And I now hear that government should make up all losses, even small ones. Unemployment insurance cannot meet the need because it covers close to half the lost wages. The aid package would have to cover it all. And the matter of school lunches: when schools started serving free and reduced-cost lunches (and breakfasts!) to children from low-income families, the argument was that if their stomachs weren’t full, they couldn’t learn. The free meals were an educational necessity. That was the argument — the entire argument. Now the schools are closed, and a wail goes up: What are the children to eat? Who is to feed them? And nobody dares suggest that children should be fed by the people who have been feeding children for millennia.
By Cuomo's logic, why should New York pay at all? Have the federal government pay!

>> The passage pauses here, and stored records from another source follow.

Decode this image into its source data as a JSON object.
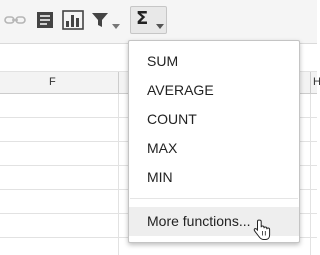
{
  "toolbar": {
    "icons": [
      "link-icon",
      "comment-icon",
      "chart-icon",
      "filter-icon",
      "chevron-down-icon"
    ],
    "functions_button": {
      "glyph": "Σ",
      "icon": "sigma-icon"
    }
  },
  "sheet": {
    "column_headers": [
      "F",
      "H"
    ]
  },
  "functions_menu": {
    "items": [
      "SUM",
      "AVERAGE",
      "COUNT",
      "MAX",
      "MIN"
    ],
    "more_label": "More functions..."
  },
  "colors": {
    "toolbar_bg": "#f5f5f5",
    "menu_hover": "#eeeeee",
    "grid_line": "#e2e2e2"
  }
}
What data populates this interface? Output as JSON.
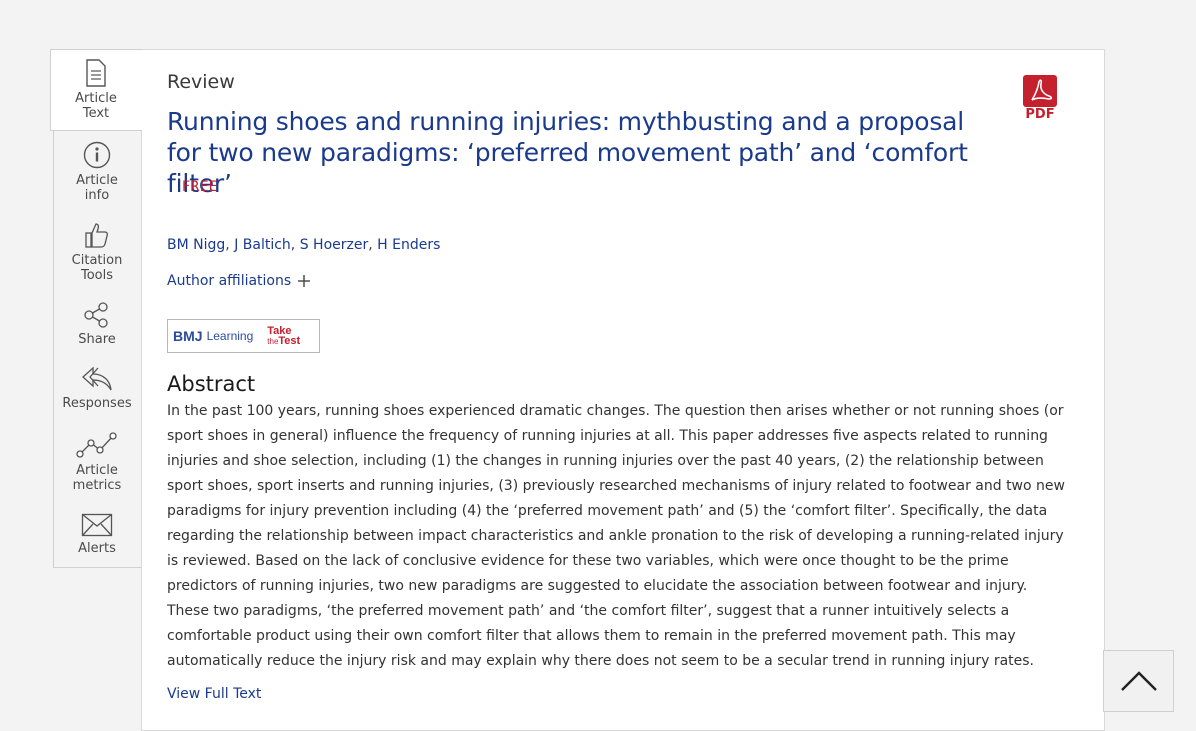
{
  "sidebar": {
    "items": [
      {
        "line1": "Article",
        "line2": "Text",
        "icon": "document-icon"
      },
      {
        "line1": "Article",
        "line2": "info",
        "icon": "info-icon"
      },
      {
        "line1": "Citation",
        "line2": "Tools",
        "icon": "thumbs-up-icon"
      },
      {
        "line1": "Share",
        "line2": "",
        "icon": "share-icon"
      },
      {
        "line1": "Responses",
        "line2": "",
        "icon": "reply-icon"
      },
      {
        "line1": "Article",
        "line2": "metrics",
        "icon": "metrics-icon"
      },
      {
        "line1": "Alerts",
        "line2": "",
        "icon": "envelope-icon"
      }
    ]
  },
  "article": {
    "type": "Review",
    "title": "Running shoes and running injuries: mythbusting and a proposal for two new paradigms: ‘preferred movement path’ and ‘comfort filter’",
    "access": "FREE",
    "authors": [
      "BM Nigg",
      "J Baltich",
      "S Hoerzer",
      "H Enders"
    ],
    "affiliations_label": "Author affiliations",
    "bmj": {
      "logo": "BMJ",
      "learning": "Learning",
      "take": "Take",
      "the": "the",
      "test": "Test"
    },
    "abstract_heading": "Abstract",
    "abstract": "In the past 100 years, running shoes experienced dramatic changes. The question then arises whether or not running shoes (or sport shoes in general) influence the frequency of running injuries at all. This paper addresses five aspects related to running injuries and shoe selection, including (1) the changes in running injuries over the past 40 years, (2) the relationship between sport shoes, sport inserts and running injuries, (3) previously researched mechanisms of injury related to footwear and two new paradigms for injury prevention including (4) the ‘preferred movement path’ and (5) the ‘comfort filter’. Specifically, the data regarding the relationship between impact characteristics and ankle pronation to the risk of developing a running-related injury is reviewed. Based on the lack of conclusive evidence for these two variables, which were once thought to be the prime predictors of running injuries, two new paradigms are suggested to elucidate the association between footwear and injury. These two paradigms, ‘the preferred movement path’ and ‘the comfort filter’, suggest that a runner intuitively selects a comfortable product using their own comfort filter that allows them to remain in the preferred movement path. This may automatically reduce the injury risk and may explain why there does not seem to be a secular trend in running injury rates.",
    "view_full_text": "View Full Text"
  },
  "pdf_label": "PDF",
  "colors": {
    "link": "#1a3a8c",
    "accent_red": "#c4202d"
  }
}
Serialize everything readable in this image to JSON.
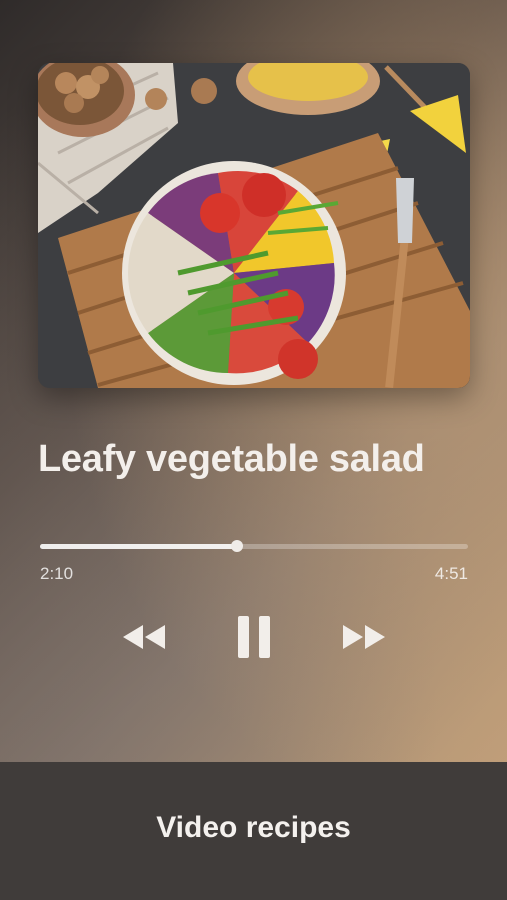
{
  "player": {
    "title": "Leafy vegetable salad",
    "elapsed": "2:10",
    "total": "4:51",
    "progress": 0.461
  },
  "controls": {
    "rewind_icon": "rewind-icon",
    "pause_icon": "pause-icon",
    "forward_icon": "fast-forward-icon"
  },
  "artwork": {
    "image": "salad bowl on wooden board with walnuts, lemon and fork"
  },
  "bottom_bar": {
    "label": "Video recipes"
  },
  "colors": {
    "accent": "#f0ece8",
    "bar_background": "#403c3a"
  }
}
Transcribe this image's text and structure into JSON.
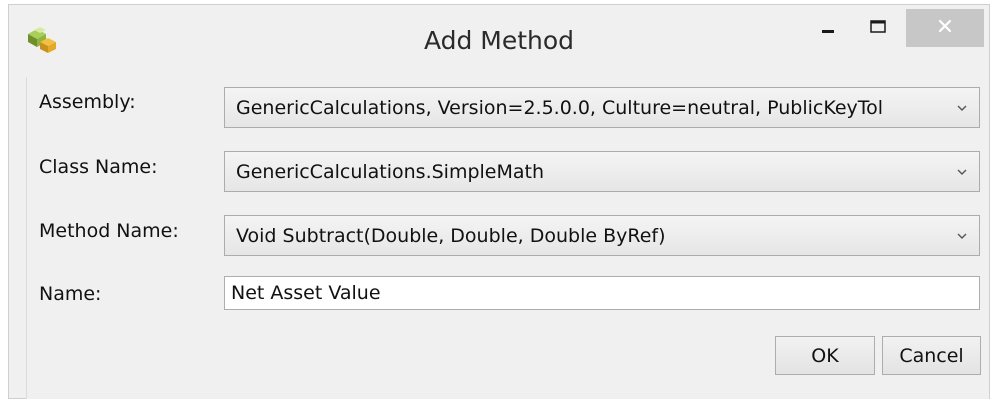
{
  "window": {
    "title": "Add Method",
    "icon": "stacked-boxes-app-icon",
    "controls": {
      "minimize_icon": "minimize-icon",
      "maximize_icon": "maximize-icon",
      "close_icon": "close-icon"
    }
  },
  "form": {
    "assembly": {
      "label": "Assembly:",
      "value": "GenericCalculations, Version=2.5.0.0, Culture=neutral, PublicKeyTol"
    },
    "class_name": {
      "label": "Class Name:",
      "value": "GenericCalculations.SimpleMath"
    },
    "method_name": {
      "label": "Method Name:",
      "value": "Void Subtract(Double, Double, Double ByRef)"
    },
    "name": {
      "label": "Name:",
      "value": "Net Asset Value"
    }
  },
  "buttons": {
    "ok_label": "OK",
    "cancel_label": "Cancel"
  },
  "colors": {
    "window_bg": "#f0f0f0",
    "close_button_bg": "#c7c7c7",
    "border": "#acacac"
  }
}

Thus is 21st-century life. We have a disaster, and no American can be expected to absorb any losses, to make any hard choices, or to be self-reliant in any but the most trivial ways. The risk is all on the government — and the federal government, too, because only the federal government can vomit up cash by the trillions. Even the state governments are reduced to the status of children. As I write, the governor of New York, Andrew Cuomo, is on CNN (his brother, Chris Cuomo, works there) arguing that the federal government needs to nationalize the production of medical equipment through a Truman-era law called the Defense Production Act. The government of New York wants to buy surgical masks and ventilators, and the other state governments have bid the price up. Governor Cuomo finds this very unfair. It is much fairer and more equitable, he believes, to compel entrepreneurs to supply as many masks and ventilators as the state declares it needs at a price the state deems fair to pay.
By his logic, why should New York pay at all? Have the federal government pay! Like Tom Toles’ elephant, the federal government has the money box. It’s a federal box. It can produce money for nothing, money that is a claim on the labor of you and me and our descendants; it can fling one trillion, two trillion, many trillions into the air and watch it flutter down to the sad victims on the ground. Drop it on Carnival Cruise Lines! Drop it on Andrew Cuomo! Drop it on me! We all wait to be saved.